Pearls are an organic material cultivated in molluscs, where layers upon layers of mother-of-pearl - the iridescent nacre inside of the mollusc – is deposited onto the core of a pearl. Every layer is so delicate that it takes 1.000 layers to achieve a total thickness of 0.5 mm of pearl.
When pearls are graded several factors are taken into consideration – lustre, shape, colour, surface and size. The AAA-AA pearl grading system is one of the most universally accepted standardized systems, where pearls are graded
on a scale from AAA to A, with AAA being the highest grad
Sophie Bille Brahe uses pearls of quality AAA-AA.
Lustre is the amount of light a pearl reflects from both its surface glow and the deep mirror-like reflection of its inner light.
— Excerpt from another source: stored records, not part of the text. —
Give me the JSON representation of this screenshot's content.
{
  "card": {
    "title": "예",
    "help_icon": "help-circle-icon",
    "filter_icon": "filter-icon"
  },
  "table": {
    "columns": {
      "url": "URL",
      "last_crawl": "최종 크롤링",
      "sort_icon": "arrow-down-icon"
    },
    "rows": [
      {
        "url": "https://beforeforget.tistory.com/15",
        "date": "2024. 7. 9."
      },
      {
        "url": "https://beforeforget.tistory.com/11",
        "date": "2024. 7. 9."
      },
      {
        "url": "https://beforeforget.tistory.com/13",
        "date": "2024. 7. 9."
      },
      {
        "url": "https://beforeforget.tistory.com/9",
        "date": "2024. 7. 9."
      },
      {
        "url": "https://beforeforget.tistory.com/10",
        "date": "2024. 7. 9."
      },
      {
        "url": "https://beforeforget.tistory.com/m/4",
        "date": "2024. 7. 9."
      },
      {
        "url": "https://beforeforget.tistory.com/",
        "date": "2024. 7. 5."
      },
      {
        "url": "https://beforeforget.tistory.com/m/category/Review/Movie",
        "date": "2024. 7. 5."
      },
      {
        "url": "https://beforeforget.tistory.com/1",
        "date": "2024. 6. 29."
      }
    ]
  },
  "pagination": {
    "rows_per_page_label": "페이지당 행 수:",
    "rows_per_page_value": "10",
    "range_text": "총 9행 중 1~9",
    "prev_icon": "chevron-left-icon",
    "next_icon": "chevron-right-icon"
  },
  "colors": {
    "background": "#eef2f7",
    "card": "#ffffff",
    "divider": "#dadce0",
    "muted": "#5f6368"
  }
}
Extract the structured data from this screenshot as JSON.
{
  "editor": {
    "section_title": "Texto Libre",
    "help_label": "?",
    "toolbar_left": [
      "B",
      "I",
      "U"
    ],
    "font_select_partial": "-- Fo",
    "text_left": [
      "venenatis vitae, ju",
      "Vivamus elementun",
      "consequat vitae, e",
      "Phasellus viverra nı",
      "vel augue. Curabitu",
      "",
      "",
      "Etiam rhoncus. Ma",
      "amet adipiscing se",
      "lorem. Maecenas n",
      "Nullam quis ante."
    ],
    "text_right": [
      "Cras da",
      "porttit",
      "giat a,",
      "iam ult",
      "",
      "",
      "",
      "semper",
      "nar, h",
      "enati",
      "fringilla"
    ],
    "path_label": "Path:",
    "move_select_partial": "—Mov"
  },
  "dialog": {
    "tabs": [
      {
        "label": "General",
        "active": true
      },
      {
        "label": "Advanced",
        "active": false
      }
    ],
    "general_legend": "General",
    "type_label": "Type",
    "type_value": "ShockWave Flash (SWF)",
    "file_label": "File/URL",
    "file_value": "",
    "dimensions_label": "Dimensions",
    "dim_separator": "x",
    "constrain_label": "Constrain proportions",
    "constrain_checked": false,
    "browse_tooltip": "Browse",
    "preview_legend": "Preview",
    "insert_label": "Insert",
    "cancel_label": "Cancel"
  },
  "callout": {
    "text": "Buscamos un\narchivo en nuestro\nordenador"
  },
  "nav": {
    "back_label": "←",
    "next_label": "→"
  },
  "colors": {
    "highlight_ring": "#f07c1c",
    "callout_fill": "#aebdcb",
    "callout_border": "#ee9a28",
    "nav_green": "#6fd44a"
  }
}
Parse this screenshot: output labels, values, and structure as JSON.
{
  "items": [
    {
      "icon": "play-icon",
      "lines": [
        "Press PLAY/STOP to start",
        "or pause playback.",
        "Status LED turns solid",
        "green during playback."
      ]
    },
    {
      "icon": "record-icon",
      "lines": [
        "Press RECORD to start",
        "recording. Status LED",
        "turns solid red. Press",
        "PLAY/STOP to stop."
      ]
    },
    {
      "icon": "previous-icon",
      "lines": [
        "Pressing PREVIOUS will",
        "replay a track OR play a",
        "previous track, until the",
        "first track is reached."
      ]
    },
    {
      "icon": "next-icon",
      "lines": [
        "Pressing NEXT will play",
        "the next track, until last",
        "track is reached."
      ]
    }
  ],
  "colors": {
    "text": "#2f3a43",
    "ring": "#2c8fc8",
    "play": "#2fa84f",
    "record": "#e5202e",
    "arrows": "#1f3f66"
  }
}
Pearls vary widely in colour based on the type of oyster that produces them. While colour choice is a matter of personal preference, we always look for rich colour, evenly distributed throughout the pearl.
Subtle blemishes and tiny marks are part of a pearl’s natural texture and proof of its genuine origin. These blemishes are the result of sea particles that drift into the oyster/mollusc and brush against the pearl as it forms.
Freshwater pearls are made in molluscs that live in freshwater environments. The largest production of cultured freshwater pearls happens in rivers in China.
For most of Sophie Bille Brahe pearl jewellery, round white freshwater pearls are used. We spend a lot of time and effort on selecting only the highest quality.
Baroque freshwater pearls are pearls with an irregular non-spherical shape. Each pearl is unique in its shape and size – the pearls used in our jewelleryis carefully selected for its individual beauty. Out of hundreds of baroque pearls, we hand-pick only a small selection.
The classical white, culture saltwater pearl originates from the Akoya pearl oyster (Pinctada fucata).
Originally only cultivated in Japan.